* [TASK OBJECTIVE] Every line of the data should be output word for word.

#### RECORDS FOR THE EXERCISE ####

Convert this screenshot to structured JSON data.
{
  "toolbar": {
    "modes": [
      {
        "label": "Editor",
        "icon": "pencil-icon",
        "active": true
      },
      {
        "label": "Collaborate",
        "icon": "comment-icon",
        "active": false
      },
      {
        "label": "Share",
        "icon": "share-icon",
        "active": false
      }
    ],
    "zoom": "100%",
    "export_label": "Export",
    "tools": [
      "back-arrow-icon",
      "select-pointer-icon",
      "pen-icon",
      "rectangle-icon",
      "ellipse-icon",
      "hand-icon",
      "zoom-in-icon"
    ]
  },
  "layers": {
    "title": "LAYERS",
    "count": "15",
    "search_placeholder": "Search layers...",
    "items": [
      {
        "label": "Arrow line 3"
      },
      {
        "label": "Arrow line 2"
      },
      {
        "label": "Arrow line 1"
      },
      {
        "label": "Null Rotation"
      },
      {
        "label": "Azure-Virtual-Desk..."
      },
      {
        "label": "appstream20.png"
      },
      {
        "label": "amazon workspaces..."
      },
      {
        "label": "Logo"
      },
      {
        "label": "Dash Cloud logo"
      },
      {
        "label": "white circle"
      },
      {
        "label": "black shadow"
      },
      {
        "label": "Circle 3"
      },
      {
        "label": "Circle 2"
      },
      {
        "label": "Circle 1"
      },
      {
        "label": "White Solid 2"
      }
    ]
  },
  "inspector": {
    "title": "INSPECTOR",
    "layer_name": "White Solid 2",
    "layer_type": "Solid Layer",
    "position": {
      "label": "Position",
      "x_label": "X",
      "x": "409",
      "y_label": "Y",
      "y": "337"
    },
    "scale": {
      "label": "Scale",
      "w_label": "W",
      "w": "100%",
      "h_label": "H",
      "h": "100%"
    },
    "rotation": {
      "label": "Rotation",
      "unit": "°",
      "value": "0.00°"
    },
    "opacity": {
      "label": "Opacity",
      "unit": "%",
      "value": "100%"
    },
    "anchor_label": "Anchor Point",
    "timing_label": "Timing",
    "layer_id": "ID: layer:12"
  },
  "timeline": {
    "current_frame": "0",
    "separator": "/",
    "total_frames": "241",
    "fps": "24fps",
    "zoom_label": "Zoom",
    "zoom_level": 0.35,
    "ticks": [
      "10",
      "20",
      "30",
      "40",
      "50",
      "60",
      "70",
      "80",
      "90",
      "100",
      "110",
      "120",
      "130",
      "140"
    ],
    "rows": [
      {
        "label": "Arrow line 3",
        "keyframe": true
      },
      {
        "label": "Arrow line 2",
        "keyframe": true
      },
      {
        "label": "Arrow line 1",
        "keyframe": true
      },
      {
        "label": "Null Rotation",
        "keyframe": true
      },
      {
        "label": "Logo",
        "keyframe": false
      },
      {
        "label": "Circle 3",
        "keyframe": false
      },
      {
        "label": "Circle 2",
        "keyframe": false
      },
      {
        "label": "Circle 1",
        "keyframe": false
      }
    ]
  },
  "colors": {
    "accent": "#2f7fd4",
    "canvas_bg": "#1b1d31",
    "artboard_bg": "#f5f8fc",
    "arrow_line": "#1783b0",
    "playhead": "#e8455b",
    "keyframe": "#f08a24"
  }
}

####

* [EXERCISE ANSWER]
Convert this screenshot to structured JSON data.
{
  "toolbar": {
    "modes": [
      {
        "label": "Editor",
        "icon": "pencil-icon",
        "active": true
      },
      {
        "label": "Collaborate",
        "icon": "comment-icon",
        "active": false
      },
      {
        "label": "Share",
        "icon": "share-icon",
        "active": false
      }
    ],
    "zoom": "100%",
    "export_label": "Export",
    "tools": [
      "back-arrow-icon",
      "select-pointer-icon",
      "pen-icon",
      "rectangle-icon",
      "ellipse-icon",
      "hand-icon",
      "zoom-in-icon"
    ]
  },
  "layers": {
    "title": "LAYERS",
    "count": "15",
    "search_placeholder": "Search layers...",
    "items": [
      {
        "label": "Arrow line 3"
      },
      {
        "label": "Arrow line 2"
      },
      {
        "label": "Arrow line 1"
      },
      {
        "label": "Null Rotation"
      },
      {
        "label": "Azure-Virtual-Desk..."
      },
      {
        "label": "appstream20.png"
      },
      {
        "label": "amazon workspaces..."
      },
      {
        "label": "Logo"
      },
      {
        "label": "Dash Cloud logo"
      },
      {
        "label": "white circle"
      },
      {
        "label": "black shadow"
      },
      {
        "label": "Circle 3"
      },
      {
        "label": "Circle 2"
      },
      {
        "label": "Circle 1"
      },
      {
        "label": "White Solid 2"
      }
    ]
  },
  "inspector": {
    "title": "INSPECTOR",
    "layer_name": "White Solid 2",
    "layer_type": "Solid Layer",
    "position": {
      "label": "Position",
      "x_label": "X",
      "x": "409",
      "y_label": "Y",
      "y": "337"
    },
    "scale": {
      "label": "Scale",
      "w_label": "W",
      "w": "100%",
      "h_label": "H",
      "h": "100%"
    },
    "rotation": {
      "label": "Rotation",
      "unit": "°",
      "value": "0.00°"
    },
    "opacity": {
      "label": "Opacity",
      "unit": "%",
      "value": "100%"
    },
    "anchor_label": "Anchor Point",
    "timing_label": "Timing",
    "layer_id": "ID: layer:12"
  },
  "timeline": {
    "current_frame": "0",
    "separator": "/",
    "total_frames": "241",
    "fps": "24fps",
    "zoom_label": "Zoom",
    "zoom_level": 0.35,
    "ticks": [
      "10",
      "20",
      "30",
      "40",
      "50",
      "60",
      "70",
      "80",
      "90",
      "100",
      "110",
      "120",
      "130",
      "140"
    ],
    "rows": [
      {
        "label": "Arrow line 3",
        "keyframe": true
      },
      {
        "label": "Arrow line 2",
        "keyframe": true
      },
      {
        "label": "Arrow line 1",
        "keyframe": true
      },
      {
        "label": "Null Rotation",
        "keyframe": true
      },
      {
        "label": "Logo",
        "keyframe": false
      },
      {
        "label": "Circle 3",
        "keyframe": false
      },
      {
        "label": "Circle 2",
        "keyframe": false
      },
      {
        "label": "Circle 1",
        "keyframe": false
      }
    ]
  },
  "colors": {
    "accent": "#2f7fd4",
    "canvas_bg": "#1b1d31",
    "artboard_bg": "#f5f8fc",
    "arrow_line": "#1783b0",
    "playhead": "#e8455b",
    "keyframe": "#f08a24"
  }
}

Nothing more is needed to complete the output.